My boyfriend and I have been together for almost two years, and for the most part our relationship has been wonderful. He's very supportive of my career goals, likes spending time with my friends and family, and we fully agree on how we'd like our future to look (where and when to buy a house, kids, pets, our careers, finances, etc.).

What I struggle with in our relationship are the words my boyfriend uses when we argue. He often calls me "childish" and "emotional" and refuses to understand the impact his words have on me. When I get frustrated or upset, I have the tendency to cry, which I know can be annoying, and I have been working on remaining calmer during arguments/disagreements and reminding myself that not every situation is worth the tears.

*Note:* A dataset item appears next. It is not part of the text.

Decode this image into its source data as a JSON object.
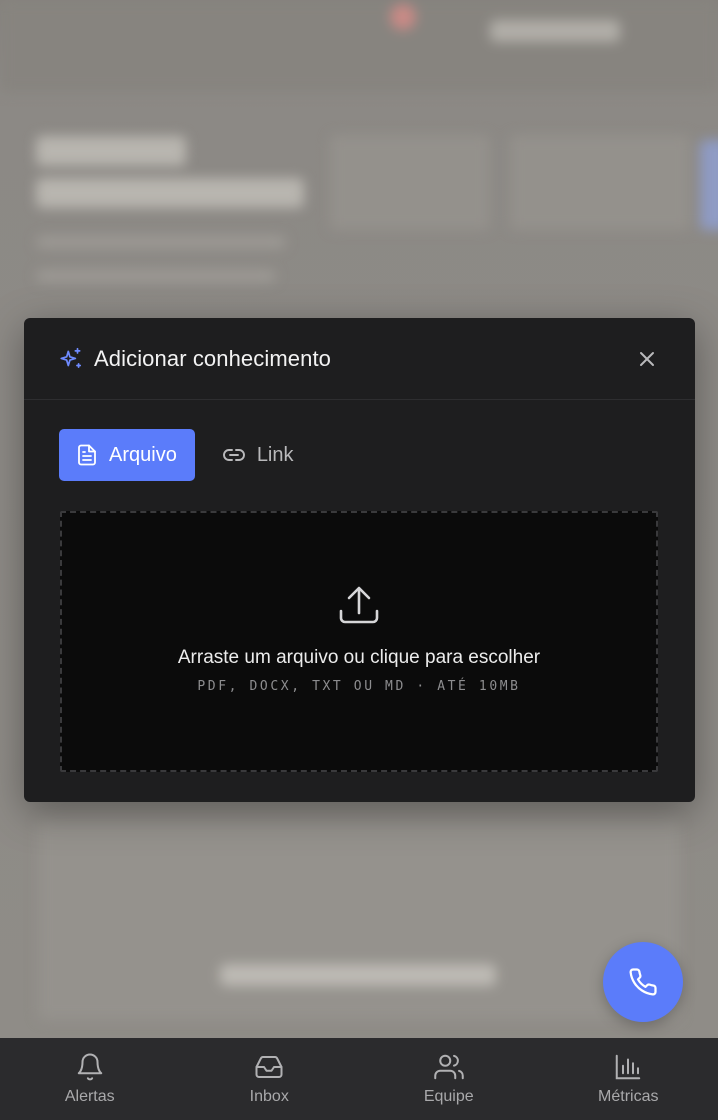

I try to understand where he's coming from – he was bullied through his childhood and often has trouble expressing his own emotions – but it's hard for me to be put down and not have him acknowledge how these words can make me feel.

I'm wondering ... what could be a good approach to helping him understand my feelings? Is couples counseling even an option at the two year mark, so early on?

– Where to go from here?

Couples counseling is always an option. And you don't have to think of it as a symbol of doom.

Sometimes it's like a class where you learn specific tools to be a better partner. You can go in (or Zoom in) and say, "We have one bad pattern that keeps happening when we fight. Teach us how to bicker in a more respectful way." It sounds like that's all you need.

For the record, to me, there's a big difference between "childish" and "emotional." You are emotional – and that's OK. I do understand how the tears might confuse – your boyfriend might need help navigating that reaction and understanding what it means – but emotions, in general, are good. Don’t forget that.

Also know that you can press pause on a conversation. If you're feeling overwhelmed by a conflict, you can tell him you need a moment to regroup, and then walk away to breathe. He might need that time, too. It sounds like the crying is directly related to the frustration, and sometimes all a person needs is a few minutes to recover. Talk to him about knowing when – and how – to force a break, so you can take a beat to reset for better communication.

– Meredith

Readers? Should the letter writer have any problem with going to couples counseling at two years?